Inhalable Particulate Sampling

What is Inhalable Particulate?

Inhalable particulate is defined as particulate matter with a mean aerodynamic diameter of 100 microns (µm) or less and is practically defined as that size fraction of particulate which is able to enter the nose and mouth and are hazardous when deposited anywhere in the respiratory tract. 


Sampling for Inhalable Particulate

Traditional total dust filter cassettes do not effectively sample inhalable particulate matter as they underestimate the concentration of larger particulate in the range of 30-100 µm (See Source).  The traditional 37 millimeter (mm) filter cassette inlets are small and do not allow for efficient capture of larger particles.   Additionally, the particles may adhere to the 37 mm cassette walls which can cause sample loss when the filters are removed for analysis.

In the 1980’s, the Institute of Occupational Medicine (IOM) designed a sampler to meet the inhalable criterion when mounted on the body in the workers breathing zone. The sampler monitors for the same measured dust concentration and aerodynamic size distribution as that inhaled by its wearer, regardless of dust source, location and wind conditions.  This device was named the IOM Sampler, and is still widely as accepted as the best inhalable particulate sampler.  The IOM Sampler consists of a sampler body, cassette filter support grid, 25 mm filter, stainless steel cassette, several O-rings and a cassette front plate.

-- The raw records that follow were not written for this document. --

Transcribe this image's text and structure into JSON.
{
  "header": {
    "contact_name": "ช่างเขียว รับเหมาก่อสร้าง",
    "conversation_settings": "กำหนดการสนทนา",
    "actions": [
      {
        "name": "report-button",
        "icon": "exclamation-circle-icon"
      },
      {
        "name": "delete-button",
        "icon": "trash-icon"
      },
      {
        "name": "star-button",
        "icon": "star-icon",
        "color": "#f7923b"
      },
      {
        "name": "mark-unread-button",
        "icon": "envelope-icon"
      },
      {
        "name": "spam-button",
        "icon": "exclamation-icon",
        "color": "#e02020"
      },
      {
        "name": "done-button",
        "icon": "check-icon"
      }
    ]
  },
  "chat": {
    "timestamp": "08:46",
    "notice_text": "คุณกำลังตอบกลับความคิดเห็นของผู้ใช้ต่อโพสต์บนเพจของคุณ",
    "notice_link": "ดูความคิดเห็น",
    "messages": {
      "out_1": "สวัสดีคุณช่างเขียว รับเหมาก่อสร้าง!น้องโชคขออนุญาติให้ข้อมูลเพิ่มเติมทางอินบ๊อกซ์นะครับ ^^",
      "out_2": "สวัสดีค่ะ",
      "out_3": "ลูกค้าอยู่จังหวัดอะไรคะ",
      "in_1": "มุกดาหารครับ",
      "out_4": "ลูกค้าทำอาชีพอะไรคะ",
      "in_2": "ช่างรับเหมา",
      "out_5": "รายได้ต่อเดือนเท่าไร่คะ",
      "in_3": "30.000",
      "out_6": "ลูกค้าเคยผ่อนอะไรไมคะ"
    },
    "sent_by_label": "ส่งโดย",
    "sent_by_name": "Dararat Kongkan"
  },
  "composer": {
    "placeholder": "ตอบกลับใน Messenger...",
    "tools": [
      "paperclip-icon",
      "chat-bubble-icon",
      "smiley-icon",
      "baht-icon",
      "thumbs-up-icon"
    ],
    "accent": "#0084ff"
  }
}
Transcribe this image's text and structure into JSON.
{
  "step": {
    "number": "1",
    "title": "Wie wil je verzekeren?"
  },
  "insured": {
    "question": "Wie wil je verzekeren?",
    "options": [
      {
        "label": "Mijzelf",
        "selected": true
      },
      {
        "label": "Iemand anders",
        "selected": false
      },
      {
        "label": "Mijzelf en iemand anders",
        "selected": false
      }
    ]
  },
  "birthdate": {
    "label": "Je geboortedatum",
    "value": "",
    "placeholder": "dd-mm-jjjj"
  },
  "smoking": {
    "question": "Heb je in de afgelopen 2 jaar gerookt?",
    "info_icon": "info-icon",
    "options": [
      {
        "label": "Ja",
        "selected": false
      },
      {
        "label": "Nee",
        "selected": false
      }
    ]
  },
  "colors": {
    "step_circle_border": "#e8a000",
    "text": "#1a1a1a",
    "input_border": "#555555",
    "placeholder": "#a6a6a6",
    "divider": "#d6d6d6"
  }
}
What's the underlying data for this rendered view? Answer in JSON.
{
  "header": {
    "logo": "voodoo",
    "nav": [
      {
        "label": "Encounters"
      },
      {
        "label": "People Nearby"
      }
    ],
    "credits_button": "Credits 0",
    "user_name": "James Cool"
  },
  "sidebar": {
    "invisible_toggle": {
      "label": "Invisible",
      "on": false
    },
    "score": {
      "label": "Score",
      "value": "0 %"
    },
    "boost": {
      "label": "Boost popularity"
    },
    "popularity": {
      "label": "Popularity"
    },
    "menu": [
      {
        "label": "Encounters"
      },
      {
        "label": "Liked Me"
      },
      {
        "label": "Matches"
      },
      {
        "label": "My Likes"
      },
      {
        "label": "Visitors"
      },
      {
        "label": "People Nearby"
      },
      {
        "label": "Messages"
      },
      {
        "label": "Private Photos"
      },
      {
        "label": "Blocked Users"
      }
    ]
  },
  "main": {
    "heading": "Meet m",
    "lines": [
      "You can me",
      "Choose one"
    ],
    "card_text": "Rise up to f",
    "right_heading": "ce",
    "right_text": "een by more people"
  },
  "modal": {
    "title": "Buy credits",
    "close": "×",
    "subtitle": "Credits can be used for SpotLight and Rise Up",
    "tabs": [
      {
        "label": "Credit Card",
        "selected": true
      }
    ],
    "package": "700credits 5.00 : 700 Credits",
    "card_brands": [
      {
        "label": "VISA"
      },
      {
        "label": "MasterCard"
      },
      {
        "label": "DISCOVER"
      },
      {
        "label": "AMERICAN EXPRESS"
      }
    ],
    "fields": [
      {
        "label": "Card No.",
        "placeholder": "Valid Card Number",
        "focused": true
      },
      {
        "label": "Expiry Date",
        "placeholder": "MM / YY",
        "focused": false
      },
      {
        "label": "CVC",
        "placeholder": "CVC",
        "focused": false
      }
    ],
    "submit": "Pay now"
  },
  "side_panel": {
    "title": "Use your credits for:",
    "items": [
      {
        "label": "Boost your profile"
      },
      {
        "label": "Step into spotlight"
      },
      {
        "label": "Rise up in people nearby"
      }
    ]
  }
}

Figure 1: IOM inhalable dust sampler (parts from left to right: sampler body, body o-ring, cassette bottom, filter, cassette top, front plate o-ring, front plate)


What are the advantages of using an IOM Sampler?

Benefits of using the IOM Sampler include:

  • Device performance is relatively independent of wind speed for particles with aerodynamic diameter up to and including 75 µm.
  • During analysis, the cassette and filter are weighed together. This means that all particles that enter the sampler are part of the analysis.
  • Particles dislodged from the filter during work activities are retained in the sample.



The American Conference of Governmental Industrial Hygienists (ACGIH) has defined Inhalable Particulate Matter (IPM) Threshold Limit Values (TLV) for those materials that are hazardous when deposited anywhere in the respiratory tract. Examples of hazardous materials for which an inhalable TLV has been developed include:

  • Acrylamide
  • Asphalt fume
  • Calcium sulfate
  • Flour dust
  • Magnesium oxide
  • Wood dust


Cautionary Advice When Using the IOM Sampler

  • Ensure that the outside of the sampling device has not been contaminated with excess process materials as it will overestimate the weight of captured inhalable particulate as the entire device if reweighed at the end of sampling.
  • Be sure to only compare the inhalable sampling results to regulatory and recommended limits that are specified based on the inhalable method.



2015 TLVs and BEIs: based on the documentation of the threshold limit values for chemical substances and physical agents & biological exposure indices. ACGIH Signature Publications, 2015.

General methods for sampling and gravimetric analysis of respirable, thoracic and inhalable aerosols. Published by the Health and Safety Executive and licensed under the Open Government License’. June 2014.



Joshua M. Humlhanz, GSP

Industrial Hygienist / Project Manager